Assignment - Nothing but an exact repetition of the listing should be returned.

_ _ _ _

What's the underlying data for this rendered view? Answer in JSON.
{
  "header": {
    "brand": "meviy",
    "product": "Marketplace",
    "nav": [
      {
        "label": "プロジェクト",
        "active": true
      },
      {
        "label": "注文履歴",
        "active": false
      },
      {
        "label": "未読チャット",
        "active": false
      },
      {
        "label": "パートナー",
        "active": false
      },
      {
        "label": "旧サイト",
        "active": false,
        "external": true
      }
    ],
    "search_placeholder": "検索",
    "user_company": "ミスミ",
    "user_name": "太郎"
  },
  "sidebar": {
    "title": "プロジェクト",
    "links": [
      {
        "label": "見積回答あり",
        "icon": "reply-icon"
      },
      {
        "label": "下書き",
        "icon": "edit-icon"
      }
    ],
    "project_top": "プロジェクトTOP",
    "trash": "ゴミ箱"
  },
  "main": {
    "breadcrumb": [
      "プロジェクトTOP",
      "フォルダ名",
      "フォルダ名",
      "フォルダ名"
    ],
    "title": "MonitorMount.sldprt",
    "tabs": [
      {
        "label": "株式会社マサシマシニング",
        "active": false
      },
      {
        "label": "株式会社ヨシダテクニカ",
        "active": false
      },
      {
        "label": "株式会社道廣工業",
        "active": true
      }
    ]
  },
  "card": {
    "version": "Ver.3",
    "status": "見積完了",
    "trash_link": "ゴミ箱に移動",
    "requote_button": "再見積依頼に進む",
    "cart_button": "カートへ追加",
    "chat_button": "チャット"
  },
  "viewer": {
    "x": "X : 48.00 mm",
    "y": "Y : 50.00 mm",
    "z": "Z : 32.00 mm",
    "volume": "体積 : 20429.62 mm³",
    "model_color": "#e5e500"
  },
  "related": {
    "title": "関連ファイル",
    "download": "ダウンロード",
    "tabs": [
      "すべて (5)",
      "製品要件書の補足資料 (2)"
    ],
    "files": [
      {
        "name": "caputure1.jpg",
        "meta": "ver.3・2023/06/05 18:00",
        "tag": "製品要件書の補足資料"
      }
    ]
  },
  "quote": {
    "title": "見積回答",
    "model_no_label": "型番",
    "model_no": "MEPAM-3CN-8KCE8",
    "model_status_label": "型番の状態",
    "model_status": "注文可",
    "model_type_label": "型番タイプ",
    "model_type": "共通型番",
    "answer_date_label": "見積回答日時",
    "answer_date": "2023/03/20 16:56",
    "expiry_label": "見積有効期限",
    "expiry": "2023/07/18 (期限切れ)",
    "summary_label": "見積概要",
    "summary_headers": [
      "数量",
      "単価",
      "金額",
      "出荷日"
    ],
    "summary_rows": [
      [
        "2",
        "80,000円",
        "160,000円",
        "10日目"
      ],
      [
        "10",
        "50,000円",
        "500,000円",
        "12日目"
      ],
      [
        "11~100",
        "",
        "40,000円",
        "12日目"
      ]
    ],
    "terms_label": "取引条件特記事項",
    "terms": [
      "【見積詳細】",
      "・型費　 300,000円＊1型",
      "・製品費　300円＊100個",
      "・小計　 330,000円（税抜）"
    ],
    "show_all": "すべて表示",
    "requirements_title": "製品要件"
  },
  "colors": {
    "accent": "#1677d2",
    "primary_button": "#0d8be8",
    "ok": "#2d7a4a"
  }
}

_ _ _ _

Answer section -
What's the underlying data for this rendered view? Answer in JSON.
{
  "header": {
    "brand": "meviy",
    "product": "Marketplace",
    "nav": [
      {
        "label": "プロジェクト",
        "active": true
      },
      {
        "label": "注文履歴",
        "active": false
      },
      {
        "label": "未読チャット",
        "active": false
      },
      {
        "label": "パートナー",
        "active": false
      },
      {
        "label": "旧サイト",
        "active": false,
        "external": true
      }
    ],
    "search_placeholder": "検索",
    "user_company": "ミスミ",
    "user_name": "太郎"
  },
  "sidebar": {
    "title": "プロジェクト",
    "links": [
      {
        "label": "見積回答あり",
        "icon": "reply-icon"
      },
      {
        "label": "下書き",
        "icon": "edit-icon"
      }
    ],
    "project_top": "プロジェクトTOP",
    "trash": "ゴミ箱"
  },
  "main": {
    "breadcrumb": [
      "プロジェクトTOP",
      "フォルダ名",
      "フォルダ名",
      "フォルダ名"
    ],
    "title": "MonitorMount.sldprt",
    "tabs": [
      {
        "label": "株式会社マサシマシニング",
        "active": false
      },
      {
        "label": "株式会社ヨシダテクニカ",
        "active": false
      },
      {
        "label": "株式会社道廣工業",
        "active": true
      }
    ]
  },
  "card": {
    "version": "Ver.3",
    "status": "見積完了",
    "trash_link": "ゴミ箱に移動",
    "requote_button": "再見積依頼に進む",
    "cart_button": "カートへ追加",
    "chat_button": "チャット"
  },
  "viewer": {
    "x": "X : 48.00 mm",
    "y": "Y : 50.00 mm",
    "z": "Z : 32.00 mm",
    "volume": "体積 : 20429.62 mm³",
    "model_color": "#e5e500"
  },
  "related": {
    "title": "関連ファイル",
    "download": "ダウンロード",
    "tabs": [
      "すべて (5)",
      "製品要件書の補足資料 (2)"
    ],
    "files": [
      {
        "name": "caputure1.jpg",
        "meta": "ver.3・2023/06/05 18:00",
        "tag": "製品要件書の補足資料"
      }
    ]
  },
  "quote": {
    "title": "見積回答",
    "model_no_label": "型番",
    "model_no": "MEPAM-3CN-8KCE8",
    "model_status_label": "型番の状態",
    "model_status": "注文可",
    "model_type_label": "型番タイプ",
    "model_type": "共通型番",
    "answer_date_label": "見積回答日時",
    "answer_date": "2023/03/20 16:56",
    "expiry_label": "見積有効期限",
    "expiry": "2023/07/18 (期限切れ)",
    "summary_label": "見積概要",
    "summary_headers": [
      "数量",
      "単価",
      "金額",
      "出荷日"
    ],
    "summary_rows": [
      [
        "2",
        "80,000円",
        "160,000円",
        "10日目"
      ],
      [
        "10",
        "50,000円",
        "500,000円",
        "12日目"
      ],
      [
        "11~100",
        "",
        "40,000円",
        "12日目"
      ]
    ],
    "terms_label": "取引条件特記事項",
    "terms": [
      "【見積詳細】",
      "・型費　 300,000円＊1型",
      "・製品費　300円＊100個",
      "・小計　 330,000円（税抜）"
    ],
    "show_all": "すべて表示",
    "requirements_title": "製品要件"
  },
  "colors": {
    "accent": "#1677d2",
    "primary_button": "#0d8be8",
    "ok": "#2d7a4a"
  }
}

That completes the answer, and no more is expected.